**Problem**.
Below are records; count how many of their lines contain the string "HTML", and give only that number.

>>>

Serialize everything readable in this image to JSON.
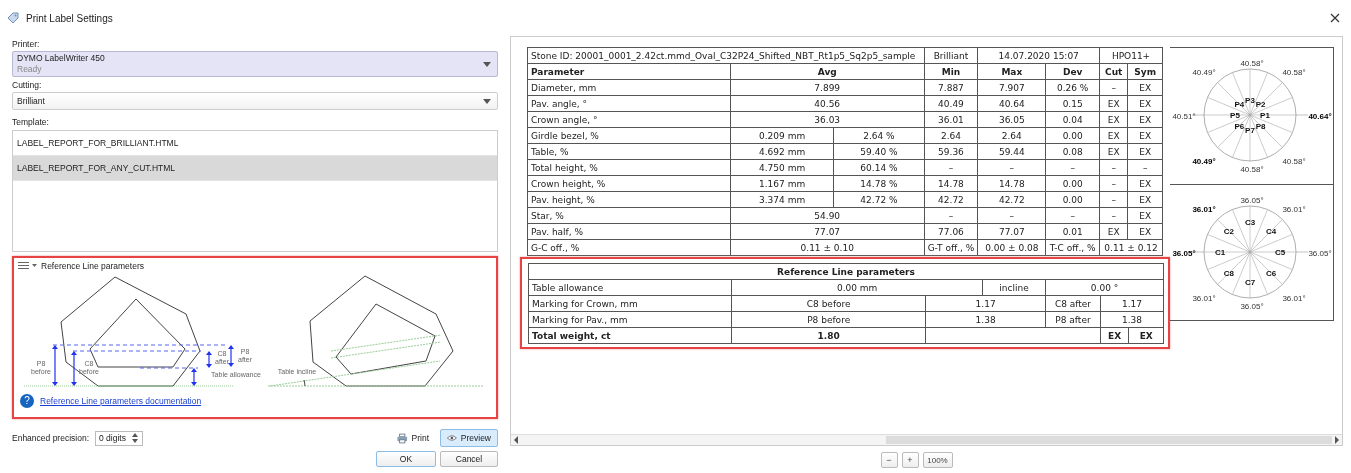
{
  "window": {
    "title": "Print Label Settings"
  },
  "printer": {
    "label": "Printer:",
    "name": "DYMO LabelWriter 450",
    "status": "Ready"
  },
  "cutting": {
    "label": "Cutting:",
    "value": "Brilliant"
  },
  "template": {
    "label": "Template:",
    "items": [
      {
        "text": "LABEL_REPORT_FOR_BRILLIANT.HTML",
        "selected": false
      },
      {
        "text": "LABEL_REPORT_FOR_ANY_CUT.HTML",
        "selected": true
      }
    ]
  },
  "reference_panel": {
    "title": "Reference Line parameters",
    "labels": [
      {
        "kind": "p8_before",
        "text": "P8 before"
      },
      {
        "kind": "c8_before",
        "text": "C8 before"
      },
      {
        "kind": "c8_after",
        "text": "C8 after"
      },
      {
        "kind": "p8_after",
        "text": "P8 after"
      },
      {
        "kind": "table_allowance",
        "text": "Table allowance"
      },
      {
        "kind": "table_incline",
        "text": "Table incline"
      }
    ],
    "help_icon": "?",
    "link": "Reference Line parameters documentation"
  },
  "precision": {
    "label": "Enhanced precision:",
    "value": "0 digits"
  },
  "buttons": [
    {
      "kind": "print",
      "label": "Print",
      "active": false
    },
    {
      "kind": "preview",
      "label": "Preview",
      "active": true
    },
    {
      "kind": "ok",
      "label": "OK",
      "active": false
    },
    {
      "kind": "cancel",
      "label": "Cancel",
      "active": false
    }
  ],
  "report": {
    "header": {
      "stone_id": "Stone ID: 20001_0001_2.42ct.mmd_Oval_C32P24_Shifted_NBT_Rt1p5_Sq2p5_sample",
      "cut": "Brilliant",
      "date": "14.07.2020 15:07",
      "device": "HPO11+"
    },
    "columns": [
      "Parameter",
      "Avg",
      "Min",
      "Max",
      "Dev",
      "Cut",
      "Sym"
    ],
    "rows": [
      {
        "kind": "single",
        "name": "Diameter, mm",
        "avg": "7.899",
        "min": "7.887",
        "max": "7.907",
        "dev": "0.26 %",
        "cut": "–",
        "sym": "EX"
      },
      {
        "kind": "single",
        "name": "Pav. angle, °",
        "avg": "40.56",
        "min": "40.49",
        "max": "40.64",
        "dev": "0.15",
        "cut": "EX",
        "sym": "EX"
      },
      {
        "kind": "single",
        "name": "Crown angle, °",
        "avg": "36.03",
        "min": "36.01",
        "max": "36.05",
        "dev": "0.04",
        "cut": "EX",
        "sym": "EX"
      },
      {
        "kind": "split",
        "name": "Girdle bezel, %",
        "avg_mm": "0.209 mm",
        "avg_pct": "2.64 %",
        "min": "2.64",
        "max": "2.64",
        "dev": "0.00",
        "cut": "EX",
        "sym": "EX"
      },
      {
        "kind": "split",
        "name": "Table, %",
        "avg_mm": "4.692 mm",
        "avg_pct": "59.40 %",
        "min": "59.36",
        "max": "59.44",
        "dev": "0.08",
        "cut": "EX",
        "sym": "EX"
      },
      {
        "kind": "split",
        "name": "Total height, %",
        "avg_mm": "4.750 mm",
        "avg_pct": "60.14 %",
        "min": "–",
        "max": "–",
        "dev": "–",
        "cut": "–",
        "sym": "–"
      },
      {
        "kind": "split",
        "name": "Crown height, %",
        "avg_mm": "1.167 mm",
        "avg_pct": "14.78 %",
        "min": "14.78",
        "max": "14.78",
        "dev": "0.00",
        "cut": "–",
        "sym": "EX"
      },
      {
        "kind": "split",
        "name": "Pav. height, %",
        "avg_mm": "3.374 mm",
        "avg_pct": "42.72 %",
        "min": "42.72",
        "max": "42.72",
        "dev": "0.00",
        "cut": "–",
        "sym": "EX"
      },
      {
        "kind": "single",
        "name": "Star, %",
        "avg": "54.90",
        "min": "–",
        "max": "–",
        "dev": "–",
        "cut": "–",
        "sym": "EX"
      },
      {
        "kind": "single",
        "name": "Pav. half, %",
        "avg": "77.07",
        "min": "77.06",
        "max": "77.07",
        "dev": "0.01",
        "cut": "EX",
        "sym": "EX"
      },
      {
        "kind": "offsets",
        "name": "G-C off., %",
        "avg": "0.11 ± 0.10",
        "gt_label": "G-T off., %",
        "gt": "0.00 ± 0.08",
        "tc_label": "T-C off., %",
        "tc": "0.11 ± 0.12"
      }
    ],
    "reference": {
      "title": "Reference Line parameters",
      "rows": [
        {
          "kind": "allowance",
          "label": "Table allowance",
          "value": "0.00 mm",
          "incline_label": "incline",
          "incline": "0.00 °"
        },
        {
          "kind": "marking",
          "label": "Marking for Crown, mm",
          "before_label": "C8 before",
          "before": "1.17",
          "after_label": "C8 after",
          "after": "1.17"
        },
        {
          "kind": "marking",
          "label": "Marking for Pav., mm",
          "before_label": "P8 before",
          "before": "1.38",
          "after_label": "P8 after",
          "after": "1.38"
        },
        {
          "kind": "total",
          "label": "Total weight, ct",
          "value": "1.80",
          "cut": "EX",
          "sym": "EX"
        }
      ]
    },
    "pavilion_diagram": {
      "angles": [
        {
          "text": "40.58°",
          "bold": false
        },
        {
          "text": "40.58°",
          "bold": false
        },
        {
          "text": "40.64°",
          "bold": true
        },
        {
          "text": "40.58°",
          "bold": false
        },
        {
          "text": "40.58°",
          "bold": false
        },
        {
          "text": "40.49°",
          "bold": true
        },
        {
          "text": "40.51°",
          "bold": false
        },
        {
          "text": "40.49°",
          "bold": false
        }
      ],
      "facets": [
        "P4",
        "P3",
        "P2",
        "P5",
        "P1",
        "P6",
        "P7",
        "P8"
      ]
    },
    "crown_diagram": {
      "angles": [
        {
          "text": "36.05°",
          "bold": false
        },
        {
          "text": "36.01°",
          "bold": false
        },
        {
          "text": "36.05°",
          "bold": false
        },
        {
          "text": "36.01°",
          "bold": false
        },
        {
          "text": "36.05°",
          "bold": false
        },
        {
          "text": "36.01°",
          "bold": false
        },
        {
          "text": "36.05°",
          "bold": true
        },
        {
          "text": "36.01°",
          "bold": true
        }
      ],
      "facets": [
        "C3",
        "C2",
        "C4",
        "C1",
        "C5",
        "C8",
        "C6",
        "C7"
      ]
    }
  },
  "zoom": {
    "minus_icon": "−",
    "plus_icon": "+",
    "reset": "100%"
  }
}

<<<

**Worked solution**.
2